The Oizom company, based in the Indian city of Ahmedabad, confirmed to Republika that a picture of their device was being used by a politically connected in Macedonia to leech money from the public Innovation Fund.

The Innovation Fund has frequently been in the news over allegations that its manager Jovan Despotovski is approving contracts to SDSM party officials, as well as activists and journalists close to this party, using suspicious looking “innovation” projects. The latest example includes Infoprojekt, a company founded by Vanco Ordanoski, who is the brother of leading pro-SDSM journalists Saso Ordanoski. Infoprojekt applied for and won an innovation grant worth 245.000 EUR, ostensibly to develop a system that would measure air pollution in cities. The company pledged that it will provide an additional third of the project funding, worth a little over 100.000 EUR and founded the site to present its project. The project was developed in cooperation with Green Civil, an environmental group founded by the left wing Civil NGO led by Xhabir Deralla, which already has extensive cooperation with Saso Ordanoski.

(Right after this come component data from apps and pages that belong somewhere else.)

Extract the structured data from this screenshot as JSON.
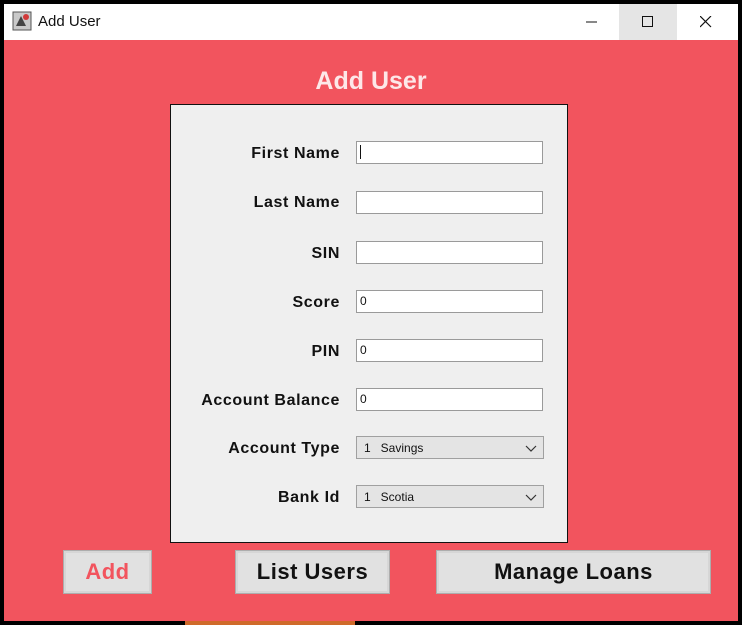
{
  "window": {
    "title": "Add User"
  },
  "form": {
    "heading": "Add User",
    "fields": [
      {
        "label": "First Name",
        "value": "",
        "type": "text",
        "focused": true
      },
      {
        "label": "Last Name",
        "value": "",
        "type": "text"
      },
      {
        "label": "SIN",
        "value": "",
        "type": "text"
      },
      {
        "label": "Score",
        "value": "0",
        "type": "text"
      },
      {
        "label": "PIN",
        "value": "0",
        "type": "text"
      },
      {
        "label": "Account Balance",
        "value": "0",
        "type": "text"
      },
      {
        "label": "Account Type",
        "value": "1   Savings",
        "type": "select"
      },
      {
        "label": "Bank Id",
        "value": "1   Scotia",
        "type": "select"
      }
    ]
  },
  "buttons": {
    "add": "Add",
    "list_users": "List Users",
    "manage_loans": "Manage Loans"
  },
  "colors": {
    "background": "#f2545e",
    "panel": "#efefef",
    "add_text": "#f2545e"
  }
}
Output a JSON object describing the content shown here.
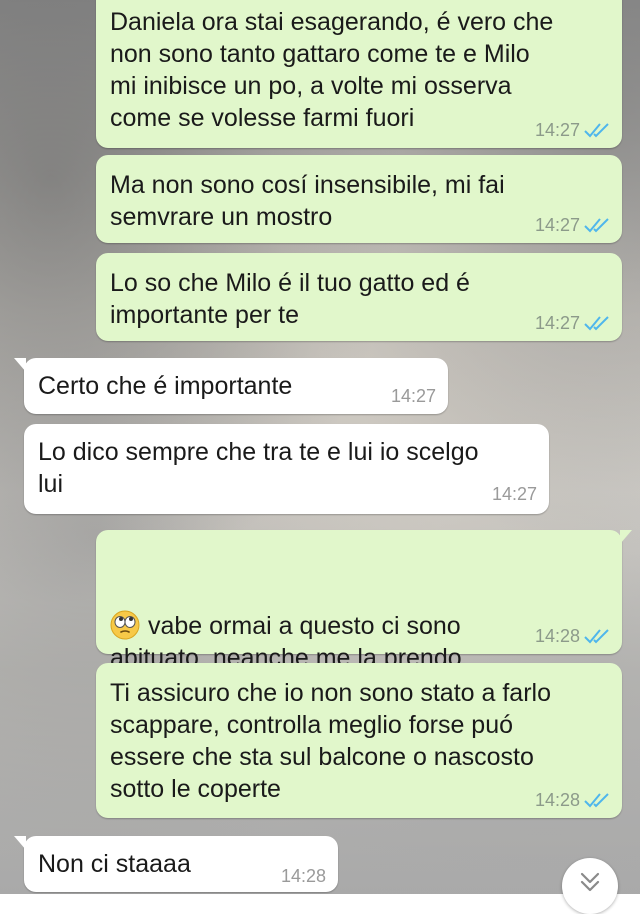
{
  "colors": {
    "outgoing_bubble": "#e1f7cb",
    "incoming_bubble": "#ffffff",
    "read_ticks": "#4fb6ec",
    "timestamp": "#8c9a8a"
  },
  "messages": [
    {
      "direction": "outgoing",
      "text": "Daniela ora stai esagerando, é vero che\nnon sono tanto gattaro come te e Milo\nmi inibisce un po, a volte mi osserva\ncome se volesse farmi fuori",
      "time": "14:27",
      "status_icon": "double-check-read-icon"
    },
    {
      "direction": "outgoing",
      "text": "Ma non sono cosí insensibile, mi fai\nsemvrare un mostro",
      "time": "14:27",
      "status_icon": "double-check-read-icon"
    },
    {
      "direction": "outgoing",
      "text": "Lo so che Milo é il tuo gatto ed é\nimportante per te",
      "time": "14:27",
      "status_icon": "double-check-read-icon"
    },
    {
      "direction": "incoming",
      "text": "Certo che é importante",
      "time": "14:27"
    },
    {
      "direction": "incoming",
      "text": "Lo dico sempre che tra te e lui io scelgo\nlui",
      "time": "14:27"
    },
    {
      "direction": "outgoing",
      "emoji": "face-with-rolling-eyes-emoji",
      "text": "vabe ormai a questo ci sono\nabituato, neanche me la prendo",
      "time": "14:28",
      "status_icon": "double-check-read-icon"
    },
    {
      "direction": "outgoing",
      "text": "Ti assicuro che io non sono stato a farlo\nscappare, controlla meglio forse puó\nessere che sta sul balcone o nascosto\nsotto le coperte",
      "time": "14:28",
      "status_icon": "double-check-read-icon"
    },
    {
      "direction": "incoming",
      "text": "Non ci staaaa",
      "time": "14:28"
    }
  ],
  "scroll_button_icon": "chevron-double-down-icon"
}
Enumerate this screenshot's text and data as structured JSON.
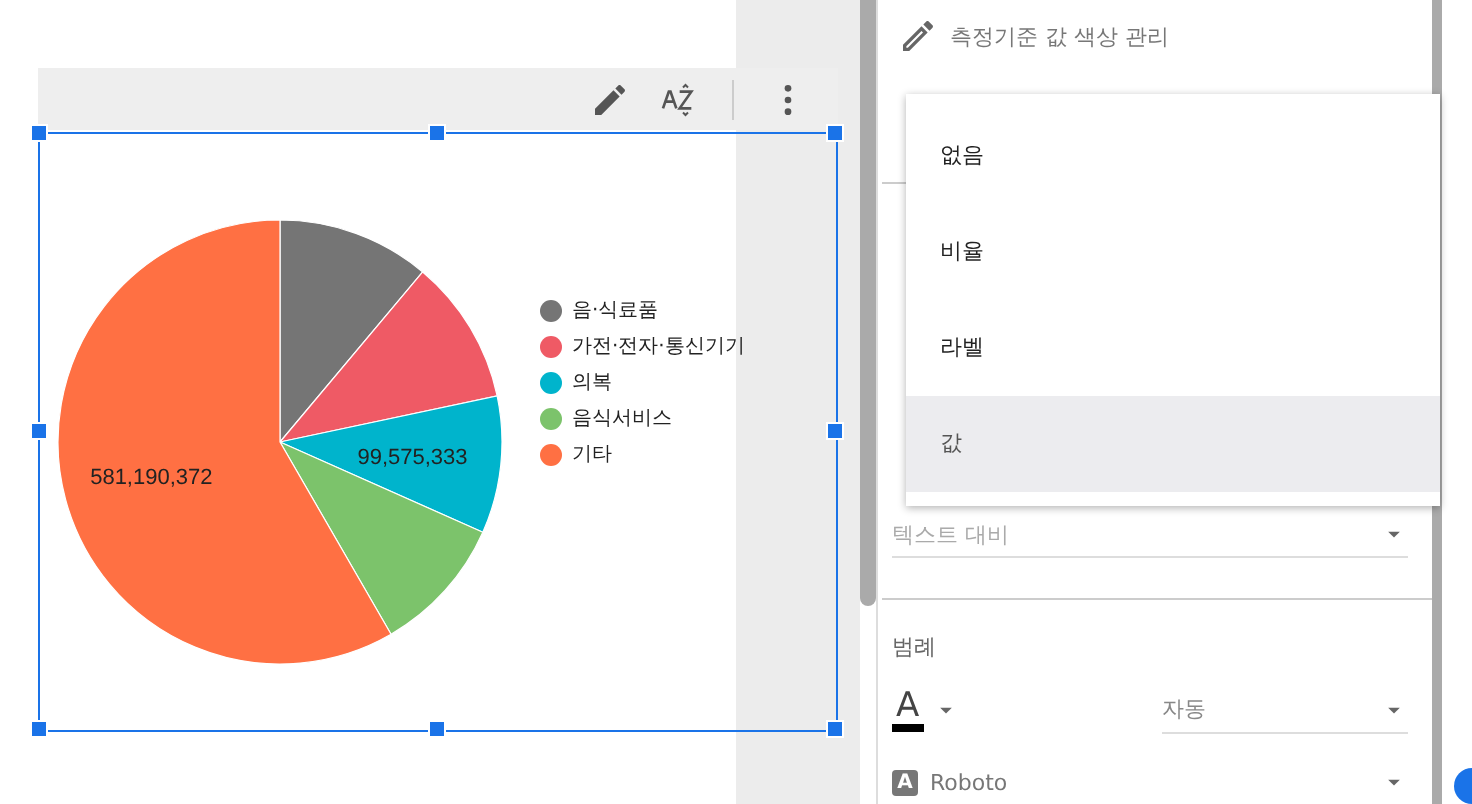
{
  "toolbar": {
    "buttons": [
      {
        "kind": "edit"
      },
      {
        "kind": "sort"
      },
      {
        "kind": "divider"
      },
      {
        "kind": "more"
      }
    ]
  },
  "chart": {
    "chart_data": {
      "type": "pie",
      "categories": [
        "음·식료품",
        "가전·전자·통신기기",
        "의복",
        "음식서비스",
        "기타"
      ],
      "colors": [
        "#757575",
        "#ef5a65",
        "#00b4cc",
        "#7cc36b",
        "#ff7043"
      ],
      "values": [
        110700000,
        105170000,
        99575333,
        99630000,
        581190372
      ],
      "legend": "right",
      "value_labels": [
        null,
        null,
        "99,575,333",
        null,
        "581,190,372"
      ]
    }
  },
  "panel": {
    "header": "측정기준 값 색상 관리",
    "menu": [
      {
        "label": "없음",
        "selected": false
      },
      {
        "label": "비율",
        "selected": false
      },
      {
        "label": "라벨",
        "selected": false
      },
      {
        "label": "값",
        "selected": true
      }
    ],
    "contrast_field": {
      "placeholder": "텍스트 대비"
    },
    "legend_title": "범례",
    "text_color_button": {
      "label": "A"
    },
    "size_select": {
      "value": "자동"
    },
    "font_select": {
      "icon_letter": "A",
      "value": "Roboto"
    }
  }
}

Things took a turn to the worse for the project when lawyer Aleksandar Tortevski reported that Vanco Ordanoski has a fradulent project funded by the Innovation Fund worth 350.000 EUR. Social media users were quick to dig up the name of the project, and a cursory check of the images posted on revealed that the device that was being presented there is actually built by an Indian company.

The photos used on their website previously were pictures of Oizom Polludrone Version 1. We had our design registration also done for the same. We have not been contacted by Ekomonitor, said Jainam Mehta, chief marketing officer for the Indian Oizom company, when a side by side comparison of the images of the device claimed by both Ekomonitor and Oizom revealed they are identical. The only difference is that the logo Oizom seemed crudely airbrushed from the image posted by Ekomonitor.

Oizom told Republika that they’ve held a patent on the device since 2017, a year before Ekomonitor claimed its “innovation” grant, and Ordanoski’s company acknowledged guilt in a way, by deleting the image of the device from its website. Also gone is another image, of what appears to be a phone app that Ekomonitor used as well, in an apparent attempt to create an impression of developing innovative air pollution measuring solutions. That image was lifted from a Chinese web site.

Republika turned to the Innovation Fund (FITR) for answers. They acknowledged that they are funding most of the Ekomonitor project but denied knowledge of the already widely reported allegations of fraud. The Fund did say that, if Ordanoski has used someone else’s device to claim the money, he was violating the contract he signed.

FITR has received no official reports of intellectual property violations from any company. FITR naturally has mechanisms to defend itself and verify such cases. Any company that uses FITR funds has a signed commitment that “it will not deliberately or purposely violate intellectual property rights from any third party. If the project is based on already existant intellectual property rights, the user is obliged to present a contract allowing him to use the IP, in the form of licensing, non-monetary contribution contracts or any other form of contract that would allow the user to use this piece of intellectual property which the results of its project are based on, the Innovation Fund told Republika.

Oizom, on the other hand, says that Ekomonitor has not contacted them and has not asked to use their device in the project they received funding for. The Innovation Fund informs that the project is funded in incremenets, and that so far Ekomonitor has claimed some 20.000 EUR from the total grant of 245.000 EUR.

Republika tried contacting both Infoprojekt and Green Civil. Vanco Ordanoski did not respond to an email sent to his Infoprojekt address, and he also deleted his Twitter account, which he has used for years to spread hate speech against critics of the Zaev Government and to promote his policies.

A response was sent by Biljana Jordanovska from Green Civil, who denied that the organization has received any funding from the suspicious project, and insisted that their contribution has been voluntary, and claimed that, “to the best of her knowledge”, Ekomonitor has a patent on its own product. She also denied any knowledge that images of an Indian device were used on the Ekomonitor website where Green Civil is involved, despite the questions being sent to her after days of widespread media coverage of the allegations.